The future of Truist stadium, disaster preparedness and fall favorites
September's Power Poll Winston-Salem results are in!
Welcome to September’s Power Poll. Thanks to those of you who took the time to vote.
Our first question asked how you felt about the future of Truist ballpark and the Dash’s continued presence in the city. This question was prompted by recent articles in the Winston-Salem Journal about a request for the city to put another $5 million (paid for by bonds) into the ballpark to pay for a new locker room, an office for visiting team managers and improvements to outfield walls.
Since the 2020 season, Major League Baseball has announced it will reduce 160 minor league teams to 120. In response, the city council approved cutting the team’s annual lease in February 2021. The Dash has promised to keep paying rent until 2045, but there’s no way to know if the team will still be around then.
Overall, questions about the team’s future don’t seem to be a huge concern for most of you. We had an almost even split between the two largest groups of responses—35% said that you’re not at all worried about the team’s, and the stadium’s, future. That was followed by 37% of you who said you had some concerns. Nine percent are very concerned that the team and stadium have no future here. Nineteen percent of you didn’t know or had no opinion.
There’s no doubt that the development around the stadium is transforming a creepy fringe area of mostly small, poorly maintained properties into something that approaches an urban gateway. I drive Broad Street to and from work every day. New apartments are going up. People are walking dogs, a small but significant sign of community. After many years of stagnation, the area hums with activity and it’s awful to think what could happen if the Dash was one of the minor league teams cut. Do you all know something that the general public doesn’t? Hopefully you do, and there is nothing to be concerned about.
Our second question asked how concerned you are about this area’s ability to handle a natural disaster or a crisis, such as the water emergency in Jackson, Miss. Just 10% are very concerned. The majority of voters, 63%, have some concerns depending on the nature of the disaster or crisis. Of the remaining votes, 23% of you aren’t very concerned and 4% don’t know or have no opinion.
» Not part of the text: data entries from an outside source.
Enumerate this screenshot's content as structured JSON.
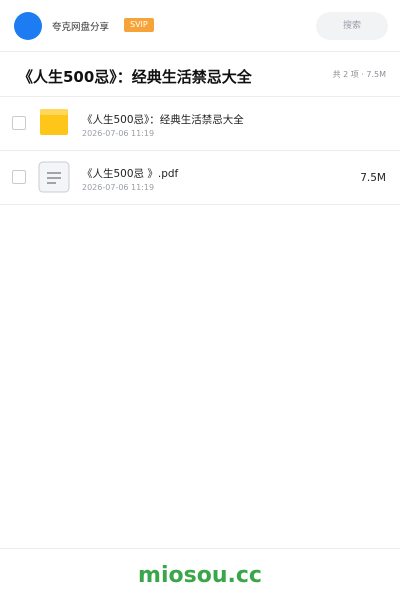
{
  "header": {
    "brand": "夸克网盘分享",
    "badge": "SVIP",
    "search_placeholder": "搜索"
  },
  "share": {
    "title": "《人生500忌》：经典生活禁忌大全",
    "summary": "共 2 项 · 7.5M"
  },
  "files": [
    {
      "name": "《人生500忌》：经典生活禁忌大全",
      "date": "2026-07-06 11:19",
      "size": "",
      "icon": "folder-icon"
    },
    {
      "name": "《人生500忌 》.pdf",
      "date": "2026-07-06 11:19",
      "size": "7.5M",
      "icon": "document-icon"
    }
  ],
  "footer": {
    "site": "miosou.cc"
  },
  "colors": {
    "accent": "#1e7cf2",
    "badge": "#f6a33a",
    "folder": "#ffc61a",
    "site": "#3aa64a"
  }
}
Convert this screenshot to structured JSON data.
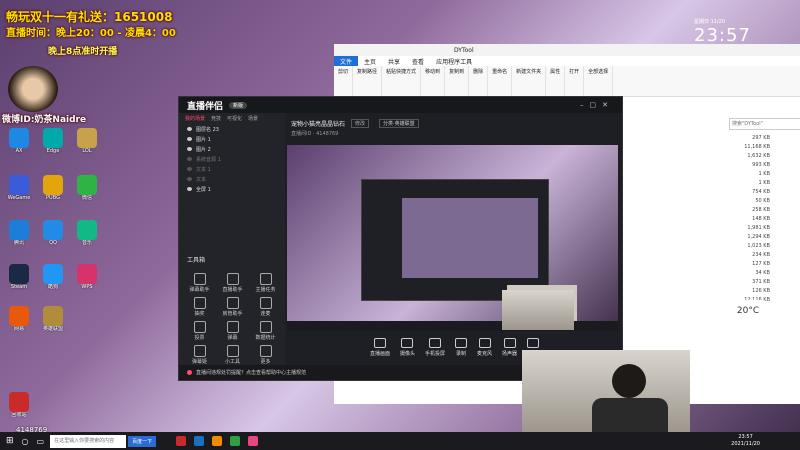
{
  "overlay": {
    "line1": "畅玩双十一有礼送：1651008",
    "line2": "直播时间：晚上20：00 - 凌晨4：00",
    "line3": "晚上8点准时开播",
    "weibo": "微博ID:奶茶Naidre",
    "counter": "4148769"
  },
  "clock": {
    "date": "星期日 11/20",
    "time": "23:57"
  },
  "desktop_icons": [
    {
      "label": "AX"
    },
    {
      "label": "Edge"
    },
    {
      "label": "LOL"
    },
    {
      "label": "WeGame"
    },
    {
      "label": "PUBG"
    },
    {
      "label": "微信"
    },
    {
      "label": "腾讯"
    },
    {
      "label": "QQ"
    },
    {
      "label": "音乐"
    },
    {
      "label": "Steam"
    },
    {
      "label": "酷狗"
    },
    {
      "label": "WPS"
    },
    {
      "label": "网易"
    },
    {
      "label": "英雄联盟"
    },
    {
      "label": "回收站"
    }
  ],
  "explorer": {
    "title": "DYTool",
    "tabs": [
      "文件",
      "主页",
      "共享",
      "查看",
      "应用程序工具"
    ],
    "groups": [
      "剪切",
      "复制路径",
      "粘贴快捷方式",
      "移动到",
      "复制到",
      "删除",
      "重命名",
      "新建文件夹",
      "属性",
      "打开",
      "全部选择"
    ],
    "search_placeholder": "搜索\"DYTool\"",
    "sizes": [
      "297 KB",
      "11,168 KB",
      "1,632 KB",
      "993 KB",
      "1 KB",
      "1 KB",
      "754 KB",
      "50 KB",
      "258 KB",
      "148 KB",
      "1,981 KB",
      "1,294 KB",
      "1,023 KB",
      "234 KB",
      "127 KB",
      "34 KB",
      "371 KB",
      "126 KB",
      "12,116 KB",
      "11,168 KB"
    ]
  },
  "app": {
    "logo": "直播伴侣",
    "version": "新版",
    "tabs": [
      "我的场景",
      "竞技",
      "可视化",
      "场景"
    ],
    "scenes": [
      {
        "label": "图层名 23",
        "dim": false
      },
      {
        "label": "图片 1",
        "dim": false
      },
      {
        "label": "图片 2",
        "dim": false
      },
      {
        "label": "系统音源 1",
        "dim": true
      },
      {
        "label": "文本 1",
        "dim": true
      },
      {
        "label": "文本",
        "dim": true
      },
      {
        "label": "全屏 1",
        "dim": false
      }
    ],
    "toolbox_title": "工具箱",
    "tools": [
      "弹幕助手",
      "直播助手",
      "主播任务",
      "抽奖",
      "房管助手",
      "连麦",
      "投票",
      "弹幕",
      "数据统计",
      "弹幕姬",
      "小工具",
      "更多"
    ],
    "room_title": "宠物小猫亮晶晶钻石",
    "edit_label": "修改",
    "category": "分类·英雄联盟",
    "room_meta": "直播间ID · 4148769",
    "bottom_actions": [
      "直播画面",
      "摄像头",
      "手机投屏",
      "录制",
      "麦克风",
      "扬声器",
      "设置"
    ],
    "start_label": "开始直播",
    "notice": "直播间违规处罚提醒？点击查看帮助中心主播规范"
  },
  "weather": {
    "temp": "20°C"
  },
  "taskbar": {
    "search_placeholder": "在这里输入你要搜索的内容",
    "search_button": "百度一下",
    "time": "23:57",
    "date": "2021/11/20"
  },
  "colors": {
    "accent": "#ff4d6d",
    "overlay_yellow": "#ffe000",
    "taskbar": "#1b1b1f"
  }
}
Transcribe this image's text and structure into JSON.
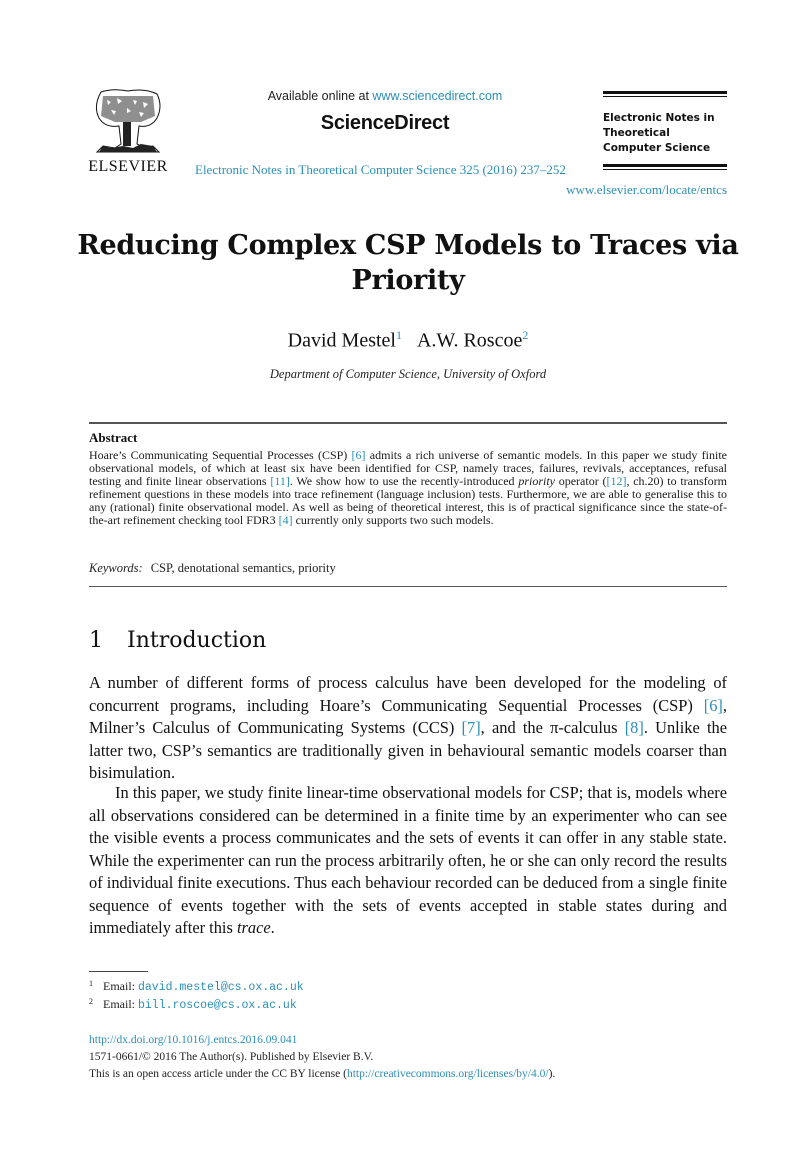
{
  "header": {
    "publisher_logo_text": "ELSEVIER",
    "available_online_prefix": "Available online at ",
    "available_online_link": "www.sciencedirect.com",
    "sciencedirect_brand": "ScienceDirect",
    "journal_citation": "Electronic Notes in Theoretical Computer Science 325 (2016) 237–252",
    "journal_box_title": "Electronic Notes in Theoretical Computer Science",
    "journal_url": "www.elsevier.com/locate/entcs"
  },
  "paper": {
    "title": "Reducing Complex CSP Models to Traces via Priority",
    "authors": [
      {
        "name": "David Mestel",
        "mark": "1"
      },
      {
        "name": "A.W. Roscoe",
        "mark": "2"
      }
    ],
    "affiliation": "Department of Computer Science, University of Oxford"
  },
  "abstract": {
    "heading": "Abstract",
    "segments": [
      {
        "t": "Hoare’s Communicating Sequential Processes (CSP) "
      },
      {
        "t": "[6]",
        "link": true
      },
      {
        "t": " admits a rich universe of semantic models. In this paper we study finite observational models, of which at least six have been identified for CSP, namely traces, failures, revivals, acceptances, refusal testing and finite linear observations "
      },
      {
        "t": "[11]",
        "link": true
      },
      {
        "t": ". We show how to use the recently-introduced "
      },
      {
        "t": "priority",
        "italic": true
      },
      {
        "t": " operator ("
      },
      {
        "t": "[12]",
        "link": true
      },
      {
        "t": ", ch.20) to transform refinement questions in these models into trace refinement (language inclusion) tests. Furthermore, we are able to generalise this to any (rational) finite observational model. As well as being of theoretical interest, this is of practical significance since the state-of-the-art refinement checking tool FDR3 "
      },
      {
        "t": "[4]",
        "link": true
      },
      {
        "t": " currently only supports two such models."
      }
    ],
    "keywords_label": "Keywords:",
    "keywords": "CSP, denotational semantics, priority"
  },
  "section": {
    "number": "1",
    "title": "Introduction",
    "paragraph1": [
      {
        "t": "A number of different forms of process calculus have been developed for the modeling of concurrent programs, including Hoare’s Communicating Sequential Processes (CSP) "
      },
      {
        "t": "[6]",
        "link": true
      },
      {
        "t": ", Milner’s Calculus of Communicating Systems (CCS) "
      },
      {
        "t": "[7]",
        "link": true
      },
      {
        "t": ", and the π-calculus "
      },
      {
        "t": "[8]",
        "link": true
      },
      {
        "t": ". Unlike the latter two, CSP’s semantics are traditionally given in behavioural semantic models coarser than bisimulation."
      }
    ],
    "paragraph2": [
      {
        "t": "In this paper, we study finite linear-time observational models for CSP; that is, models where all observations considered can be determined in a finite time by an experimenter who can see the visible events a process communicates and the sets of events it can offer in any stable state. While the experimenter can run the process arbitrarily often, he or she can only record the results of individual finite executions. Thus each behaviour recorded can be deduced from a single finite sequence of events together with the sets of events accepted in stable states during and immediately after this "
      },
      {
        "t": "trace",
        "italic": true
      },
      {
        "t": "."
      }
    ]
  },
  "footnotes": [
    {
      "mark": "1",
      "label": "Email:",
      "email": "david.mestel@cs.ox.ac.uk"
    },
    {
      "mark": "2",
      "label": "Email:",
      "email": "bill.roscoe@cs.ox.ac.uk"
    }
  ],
  "footer": {
    "doi": "http://dx.doi.org/10.1016/j.entcs.2016.09.041",
    "copyright": "1571-0661/© 2016 The Author(s). Published by Elsevier B.V.",
    "license_prefix": "This is an open access article under the CC BY license (",
    "license_link": "http://creativecommons.org/licenses/by/4.0/",
    "license_suffix": ")."
  },
  "colors": {
    "link": "#2b8fb5",
    "text": "#111111"
  }
}
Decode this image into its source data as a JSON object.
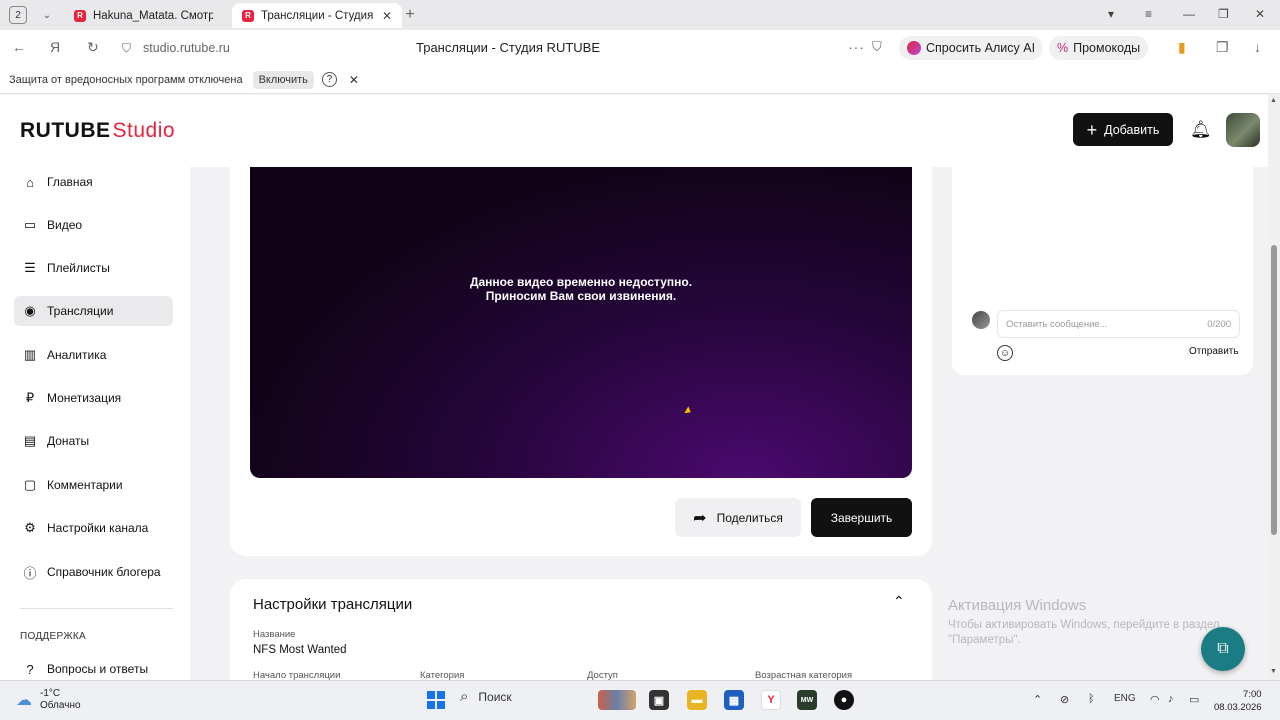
{
  "browser": {
    "tab_count": "2",
    "tabs": [
      {
        "title": "Hakuna_Matata. Смотрит",
        "active": false
      },
      {
        "title": "Трансляции - Студия R",
        "active": true
      }
    ],
    "url": "studio.rutube.ru",
    "page_title": "Трансляции - Студия RUTUBE",
    "alice_label": "Спросить Алису AI",
    "promo_label": "Промокоды",
    "infobar_message": "Защита от вредоносных программ отключена",
    "infobar_enable": "Включить",
    "infobar_help": "?"
  },
  "header": {
    "logo_main": "RUTUBE",
    "logo_studio": "Studio",
    "add_button": "Добавить"
  },
  "sidebar": {
    "items": [
      {
        "label": "Главная",
        "icon": "home-icon",
        "glyph": "⌂"
      },
      {
        "label": "Видео",
        "icon": "video-icon",
        "glyph": "▭"
      },
      {
        "label": "Плейлисты",
        "icon": "playlist-icon",
        "glyph": "☰"
      },
      {
        "label": "Трансляции",
        "icon": "broadcast-icon",
        "glyph": "◉"
      },
      {
        "label": "Аналитика",
        "icon": "analytics-icon",
        "glyph": "▥"
      },
      {
        "label": "Монетизация",
        "icon": "monetization-icon",
        "glyph": "₽"
      },
      {
        "label": "Донаты",
        "icon": "donate-icon",
        "glyph": "▤"
      },
      {
        "label": "Комментарии",
        "icon": "comments-icon",
        "glyph": "▢"
      },
      {
        "label": "Настройки канала",
        "icon": "settings-icon",
        "glyph": "⚙"
      },
      {
        "label": "Справочник блогера",
        "icon": "guide-icon",
        "glyph": "ⓘ"
      },
      {
        "label": "Вопросы и ответы",
        "icon": "faq-icon",
        "glyph": "?"
      }
    ],
    "active_index": 3,
    "support_heading": "ПОДДЕРЖКА"
  },
  "player": {
    "message_line1": "Данное видео временно недоступно.",
    "message_line2": "Приносим Вам свои извинения.",
    "share_button": "Поделиться",
    "end_button": "Завершить"
  },
  "chat": {
    "placeholder": "Оставить сообщение...",
    "counter": "0/200",
    "send_label": "Отправить"
  },
  "settings": {
    "title": "Настройки трансляции",
    "name_label": "Название",
    "name_value": "NFS Most Wanted",
    "start_label": "Начало трансляции",
    "category_label": "Категория",
    "access_label": "Доступ",
    "age_label": "Возрастная категория"
  },
  "watermark": {
    "title": "Активация Windows",
    "line1": "Чтобы активировать Windows, перейдите в раздел",
    "line2": "\"Параметры\"."
  },
  "taskbar": {
    "temperature": "-1°C",
    "weather": "Облачно",
    "search": "Поиск",
    "language": "ENG",
    "time": "7:00",
    "date": "08.03.2026"
  },
  "colors": {
    "brand_red": "#e5243f",
    "dark_button": "#111111",
    "fab_teal": "#1b7c83"
  }
}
The impetus for this question came from a 2021 survey of about 1,400 county residents who were asked how they felt about life in the county and its amenities. One of the top three areas identified as a priority to raise the county’s overall satisfaction rating was efforts to ensure the community is prepared for a natural disaster or crisis.
Admittedly, Power Poll represents a small sample of leaders, but certainly all communities find from time to time that leadership’s concerns widely diverge from citizens’ concerns. Sometimes it’s a lack of communication. Sometimes it’s overconfidence. Sometimes a bad experience taints the public’s views. This survey would have taken place before the Weaver Fertilizer fire, so it’s hard to say what’s driving the concern.
Jeff Smith, of Smitty’s Notes fame, said that after participating in the City of Winston-Salem University, in which he learned about the utilities commission, which oversees our water, “I feel confident we shouldn’t have the problem Mississippi is having.”
Bill Apple, mayor pro tem of Kernersville, said that he has great confidence in local government to get us through either situation mentioned in the question. “What can make us better is to intentionally and proactively plan as to how to deal with either eventuality,” he said.
Finally, our lighter-hearted question asked about what you’re most looking forward to about fall. A whopping 43% hail the return of cooler weather. Fall foliage, at 22%, was the second choice, closely followed by the 20% who look forward to fall sports. Fall festivals received 7% of the vote and only 6% voted for fall foods. Truthfully, I’ve always thought pumpkin spice is overrated. Apparently, I’m not alone.
That’s it for this month. As always, feel free to email me comments, ideas for questions or constructive criticism.
About Power Poll: Power Poll asks questions of the most powerful, influential people in U.S. cities. It is not a scientific survey. But because the people responding to the surveys comprise the leadership structure of their cities, the results afford a fascinating glimpse into the thoughts, opinions, and beliefs of those in a position to make change. Power Poll is distinctly nonpartisan.